(DATA):
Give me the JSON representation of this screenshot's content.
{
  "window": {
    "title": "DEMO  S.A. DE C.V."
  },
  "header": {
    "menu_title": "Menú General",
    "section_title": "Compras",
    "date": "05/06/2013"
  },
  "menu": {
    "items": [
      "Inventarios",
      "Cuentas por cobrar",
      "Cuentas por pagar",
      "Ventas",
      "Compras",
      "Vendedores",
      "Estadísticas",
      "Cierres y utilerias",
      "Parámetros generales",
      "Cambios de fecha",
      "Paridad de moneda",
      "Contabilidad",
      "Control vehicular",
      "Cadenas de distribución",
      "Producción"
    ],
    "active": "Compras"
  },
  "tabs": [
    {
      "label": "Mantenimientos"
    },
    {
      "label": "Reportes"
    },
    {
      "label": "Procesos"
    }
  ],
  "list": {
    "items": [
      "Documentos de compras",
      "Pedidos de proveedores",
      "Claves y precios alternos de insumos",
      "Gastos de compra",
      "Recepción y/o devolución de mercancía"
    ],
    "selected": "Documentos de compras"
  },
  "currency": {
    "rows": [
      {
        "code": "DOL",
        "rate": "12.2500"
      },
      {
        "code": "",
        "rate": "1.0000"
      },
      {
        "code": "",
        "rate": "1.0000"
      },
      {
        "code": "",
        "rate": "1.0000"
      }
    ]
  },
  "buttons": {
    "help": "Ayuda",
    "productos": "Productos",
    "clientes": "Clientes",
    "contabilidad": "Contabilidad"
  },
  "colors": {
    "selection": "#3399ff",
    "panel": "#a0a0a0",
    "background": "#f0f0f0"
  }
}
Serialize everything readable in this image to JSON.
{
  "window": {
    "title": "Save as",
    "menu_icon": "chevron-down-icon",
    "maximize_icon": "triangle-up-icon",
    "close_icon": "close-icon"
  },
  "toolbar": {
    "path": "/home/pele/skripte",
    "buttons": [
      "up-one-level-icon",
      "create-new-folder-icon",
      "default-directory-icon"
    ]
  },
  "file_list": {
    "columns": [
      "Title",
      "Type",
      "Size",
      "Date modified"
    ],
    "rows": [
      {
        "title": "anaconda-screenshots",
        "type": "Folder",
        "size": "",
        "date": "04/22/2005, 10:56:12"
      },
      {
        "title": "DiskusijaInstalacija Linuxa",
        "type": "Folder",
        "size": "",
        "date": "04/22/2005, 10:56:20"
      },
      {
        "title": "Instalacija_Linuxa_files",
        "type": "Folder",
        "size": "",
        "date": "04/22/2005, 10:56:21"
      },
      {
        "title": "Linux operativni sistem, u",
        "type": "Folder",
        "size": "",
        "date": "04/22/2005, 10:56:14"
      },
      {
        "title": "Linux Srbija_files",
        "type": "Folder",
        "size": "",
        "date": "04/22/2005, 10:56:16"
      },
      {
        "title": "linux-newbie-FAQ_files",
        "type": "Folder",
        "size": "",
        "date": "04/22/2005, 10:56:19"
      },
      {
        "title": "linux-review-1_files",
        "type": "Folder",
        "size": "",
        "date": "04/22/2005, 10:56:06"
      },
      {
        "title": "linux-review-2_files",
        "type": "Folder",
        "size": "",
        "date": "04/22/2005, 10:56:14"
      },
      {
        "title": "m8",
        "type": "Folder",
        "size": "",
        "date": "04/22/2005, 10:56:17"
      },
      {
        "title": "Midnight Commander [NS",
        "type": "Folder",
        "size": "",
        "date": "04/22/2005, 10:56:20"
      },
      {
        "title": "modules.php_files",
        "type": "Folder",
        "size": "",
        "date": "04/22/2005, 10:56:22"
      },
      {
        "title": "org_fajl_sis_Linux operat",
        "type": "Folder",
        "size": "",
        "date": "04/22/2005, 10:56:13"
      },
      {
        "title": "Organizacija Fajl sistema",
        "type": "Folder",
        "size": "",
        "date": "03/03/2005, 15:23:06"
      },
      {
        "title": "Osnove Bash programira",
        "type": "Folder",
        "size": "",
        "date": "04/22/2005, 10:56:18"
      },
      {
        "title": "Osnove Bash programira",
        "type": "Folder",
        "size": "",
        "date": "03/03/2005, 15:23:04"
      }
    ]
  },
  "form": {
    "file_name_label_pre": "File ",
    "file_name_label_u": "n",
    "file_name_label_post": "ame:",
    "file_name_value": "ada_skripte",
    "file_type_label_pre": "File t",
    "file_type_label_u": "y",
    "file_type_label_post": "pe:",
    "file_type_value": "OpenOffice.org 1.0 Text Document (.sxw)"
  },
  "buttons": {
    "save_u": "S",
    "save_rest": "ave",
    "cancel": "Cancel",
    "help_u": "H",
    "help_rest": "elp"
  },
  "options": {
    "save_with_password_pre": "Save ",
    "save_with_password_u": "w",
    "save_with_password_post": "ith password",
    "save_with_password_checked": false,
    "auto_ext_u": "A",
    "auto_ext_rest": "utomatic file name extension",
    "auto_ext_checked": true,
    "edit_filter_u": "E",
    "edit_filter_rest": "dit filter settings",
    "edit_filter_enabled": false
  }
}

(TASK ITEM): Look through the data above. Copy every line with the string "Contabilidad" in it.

(TASK SOLUTION):
      "Contabilidad",
    "contabilidad": "Contabilidad"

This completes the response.